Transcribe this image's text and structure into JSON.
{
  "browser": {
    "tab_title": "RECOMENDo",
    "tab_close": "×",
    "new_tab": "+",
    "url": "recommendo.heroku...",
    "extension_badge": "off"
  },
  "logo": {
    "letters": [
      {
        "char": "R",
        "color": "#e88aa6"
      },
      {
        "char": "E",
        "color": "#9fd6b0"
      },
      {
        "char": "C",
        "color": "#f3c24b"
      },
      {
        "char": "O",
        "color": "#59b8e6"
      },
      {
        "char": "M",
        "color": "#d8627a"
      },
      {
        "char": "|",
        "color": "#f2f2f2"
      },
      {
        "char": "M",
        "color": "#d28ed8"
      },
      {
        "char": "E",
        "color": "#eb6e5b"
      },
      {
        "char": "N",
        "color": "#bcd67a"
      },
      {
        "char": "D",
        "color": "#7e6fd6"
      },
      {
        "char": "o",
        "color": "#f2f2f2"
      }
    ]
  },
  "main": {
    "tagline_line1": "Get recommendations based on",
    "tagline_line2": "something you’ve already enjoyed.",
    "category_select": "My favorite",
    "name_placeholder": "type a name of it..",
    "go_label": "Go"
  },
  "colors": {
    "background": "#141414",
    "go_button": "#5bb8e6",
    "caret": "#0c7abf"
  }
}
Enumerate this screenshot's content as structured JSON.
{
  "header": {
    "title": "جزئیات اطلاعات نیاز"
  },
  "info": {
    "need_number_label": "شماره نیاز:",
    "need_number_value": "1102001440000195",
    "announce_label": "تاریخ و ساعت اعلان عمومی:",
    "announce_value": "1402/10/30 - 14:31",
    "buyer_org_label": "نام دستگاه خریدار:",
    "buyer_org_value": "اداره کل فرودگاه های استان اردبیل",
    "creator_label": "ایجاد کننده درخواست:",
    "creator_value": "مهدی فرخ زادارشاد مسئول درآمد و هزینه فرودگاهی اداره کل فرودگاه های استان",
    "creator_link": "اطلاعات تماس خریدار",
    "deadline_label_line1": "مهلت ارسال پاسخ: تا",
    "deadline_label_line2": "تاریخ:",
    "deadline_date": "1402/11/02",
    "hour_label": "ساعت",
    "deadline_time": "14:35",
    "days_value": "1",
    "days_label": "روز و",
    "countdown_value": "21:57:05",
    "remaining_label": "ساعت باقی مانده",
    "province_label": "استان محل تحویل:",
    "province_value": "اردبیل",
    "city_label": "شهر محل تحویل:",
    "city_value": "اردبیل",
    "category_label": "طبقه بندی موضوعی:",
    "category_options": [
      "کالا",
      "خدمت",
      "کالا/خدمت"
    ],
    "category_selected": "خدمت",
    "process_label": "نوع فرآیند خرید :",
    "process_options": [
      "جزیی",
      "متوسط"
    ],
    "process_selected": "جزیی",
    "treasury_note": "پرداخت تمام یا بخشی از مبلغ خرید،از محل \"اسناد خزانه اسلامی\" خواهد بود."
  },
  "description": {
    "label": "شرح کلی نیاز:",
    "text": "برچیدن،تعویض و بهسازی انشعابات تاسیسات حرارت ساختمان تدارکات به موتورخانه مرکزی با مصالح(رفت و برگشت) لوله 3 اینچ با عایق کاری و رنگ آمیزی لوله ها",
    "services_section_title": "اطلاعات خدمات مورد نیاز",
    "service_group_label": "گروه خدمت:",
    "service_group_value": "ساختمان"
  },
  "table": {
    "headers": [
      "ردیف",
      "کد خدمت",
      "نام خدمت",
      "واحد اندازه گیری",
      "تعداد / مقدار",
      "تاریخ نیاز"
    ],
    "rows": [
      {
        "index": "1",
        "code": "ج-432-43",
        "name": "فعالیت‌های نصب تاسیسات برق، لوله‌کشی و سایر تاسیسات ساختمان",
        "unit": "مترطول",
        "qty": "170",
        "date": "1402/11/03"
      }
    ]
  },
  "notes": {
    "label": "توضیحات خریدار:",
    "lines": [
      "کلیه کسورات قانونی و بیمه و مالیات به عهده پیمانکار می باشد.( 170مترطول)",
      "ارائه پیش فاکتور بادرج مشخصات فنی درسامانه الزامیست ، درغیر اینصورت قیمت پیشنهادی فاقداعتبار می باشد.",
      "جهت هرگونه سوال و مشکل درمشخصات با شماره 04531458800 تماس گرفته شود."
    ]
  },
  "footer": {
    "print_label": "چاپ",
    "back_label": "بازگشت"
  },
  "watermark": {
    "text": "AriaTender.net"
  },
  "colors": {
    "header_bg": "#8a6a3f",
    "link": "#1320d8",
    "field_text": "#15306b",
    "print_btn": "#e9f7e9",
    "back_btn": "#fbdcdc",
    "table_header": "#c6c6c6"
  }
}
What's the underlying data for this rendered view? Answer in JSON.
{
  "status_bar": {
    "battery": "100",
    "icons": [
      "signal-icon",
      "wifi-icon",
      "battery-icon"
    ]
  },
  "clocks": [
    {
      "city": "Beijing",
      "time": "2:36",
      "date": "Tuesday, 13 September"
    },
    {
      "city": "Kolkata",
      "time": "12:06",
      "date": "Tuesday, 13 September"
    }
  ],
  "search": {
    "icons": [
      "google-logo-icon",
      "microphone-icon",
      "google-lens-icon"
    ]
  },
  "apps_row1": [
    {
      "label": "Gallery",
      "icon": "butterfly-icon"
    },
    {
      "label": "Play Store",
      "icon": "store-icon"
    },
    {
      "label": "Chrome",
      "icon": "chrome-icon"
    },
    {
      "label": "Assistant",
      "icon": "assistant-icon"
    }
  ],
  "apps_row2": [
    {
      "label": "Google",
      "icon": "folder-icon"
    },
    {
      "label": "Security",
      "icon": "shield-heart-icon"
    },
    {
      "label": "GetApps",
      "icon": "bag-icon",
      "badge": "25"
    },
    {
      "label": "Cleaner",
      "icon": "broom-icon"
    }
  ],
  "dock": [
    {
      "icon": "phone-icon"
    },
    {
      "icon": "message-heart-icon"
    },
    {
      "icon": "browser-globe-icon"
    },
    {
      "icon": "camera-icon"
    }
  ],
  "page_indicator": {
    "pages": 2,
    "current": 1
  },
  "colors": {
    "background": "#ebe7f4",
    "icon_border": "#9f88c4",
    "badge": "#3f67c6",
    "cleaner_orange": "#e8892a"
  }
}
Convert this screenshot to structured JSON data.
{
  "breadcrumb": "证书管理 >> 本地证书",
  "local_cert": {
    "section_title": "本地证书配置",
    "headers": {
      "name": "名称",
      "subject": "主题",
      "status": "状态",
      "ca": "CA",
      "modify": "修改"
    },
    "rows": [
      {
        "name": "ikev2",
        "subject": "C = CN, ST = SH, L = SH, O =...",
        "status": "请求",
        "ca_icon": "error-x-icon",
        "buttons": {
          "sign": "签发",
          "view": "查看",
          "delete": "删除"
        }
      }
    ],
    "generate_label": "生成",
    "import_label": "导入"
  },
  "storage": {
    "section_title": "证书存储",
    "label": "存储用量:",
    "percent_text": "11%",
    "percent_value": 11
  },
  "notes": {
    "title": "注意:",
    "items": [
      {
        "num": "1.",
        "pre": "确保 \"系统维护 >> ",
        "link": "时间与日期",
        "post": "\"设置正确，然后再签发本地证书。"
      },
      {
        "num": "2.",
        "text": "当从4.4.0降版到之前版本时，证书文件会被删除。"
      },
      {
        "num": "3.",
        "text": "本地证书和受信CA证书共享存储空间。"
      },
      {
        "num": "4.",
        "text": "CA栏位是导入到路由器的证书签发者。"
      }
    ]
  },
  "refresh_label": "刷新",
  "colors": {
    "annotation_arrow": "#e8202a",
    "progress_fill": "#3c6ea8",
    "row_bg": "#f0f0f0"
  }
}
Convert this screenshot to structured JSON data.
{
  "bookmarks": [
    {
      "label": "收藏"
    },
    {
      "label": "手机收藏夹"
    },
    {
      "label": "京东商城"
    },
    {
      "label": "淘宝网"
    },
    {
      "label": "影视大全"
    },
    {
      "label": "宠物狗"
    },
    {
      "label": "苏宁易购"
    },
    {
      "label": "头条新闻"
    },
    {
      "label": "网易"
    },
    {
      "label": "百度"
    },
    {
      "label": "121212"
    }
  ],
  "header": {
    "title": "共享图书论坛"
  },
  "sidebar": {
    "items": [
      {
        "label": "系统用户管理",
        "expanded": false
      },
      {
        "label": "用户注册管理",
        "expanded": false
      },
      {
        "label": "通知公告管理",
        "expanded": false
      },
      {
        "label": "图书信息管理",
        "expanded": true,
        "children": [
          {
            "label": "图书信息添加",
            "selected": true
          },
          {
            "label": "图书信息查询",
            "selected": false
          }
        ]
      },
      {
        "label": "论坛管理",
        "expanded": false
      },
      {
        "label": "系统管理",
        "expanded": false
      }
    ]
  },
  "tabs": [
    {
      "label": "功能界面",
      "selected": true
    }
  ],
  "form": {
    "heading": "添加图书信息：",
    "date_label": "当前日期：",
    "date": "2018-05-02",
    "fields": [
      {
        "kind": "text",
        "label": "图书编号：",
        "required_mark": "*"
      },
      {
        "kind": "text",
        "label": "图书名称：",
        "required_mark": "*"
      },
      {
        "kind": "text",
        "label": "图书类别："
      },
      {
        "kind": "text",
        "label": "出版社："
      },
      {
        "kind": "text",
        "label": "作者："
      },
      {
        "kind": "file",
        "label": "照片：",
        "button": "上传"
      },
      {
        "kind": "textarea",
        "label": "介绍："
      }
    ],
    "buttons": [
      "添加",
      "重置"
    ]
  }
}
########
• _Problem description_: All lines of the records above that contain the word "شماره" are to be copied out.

• _Expected answer_:
    "need_number_label": "شماره نیاز:",
      "جهت هرگونه سوال و مشکل درمشخصات با شماره 04531458800 تماس گرفته شود."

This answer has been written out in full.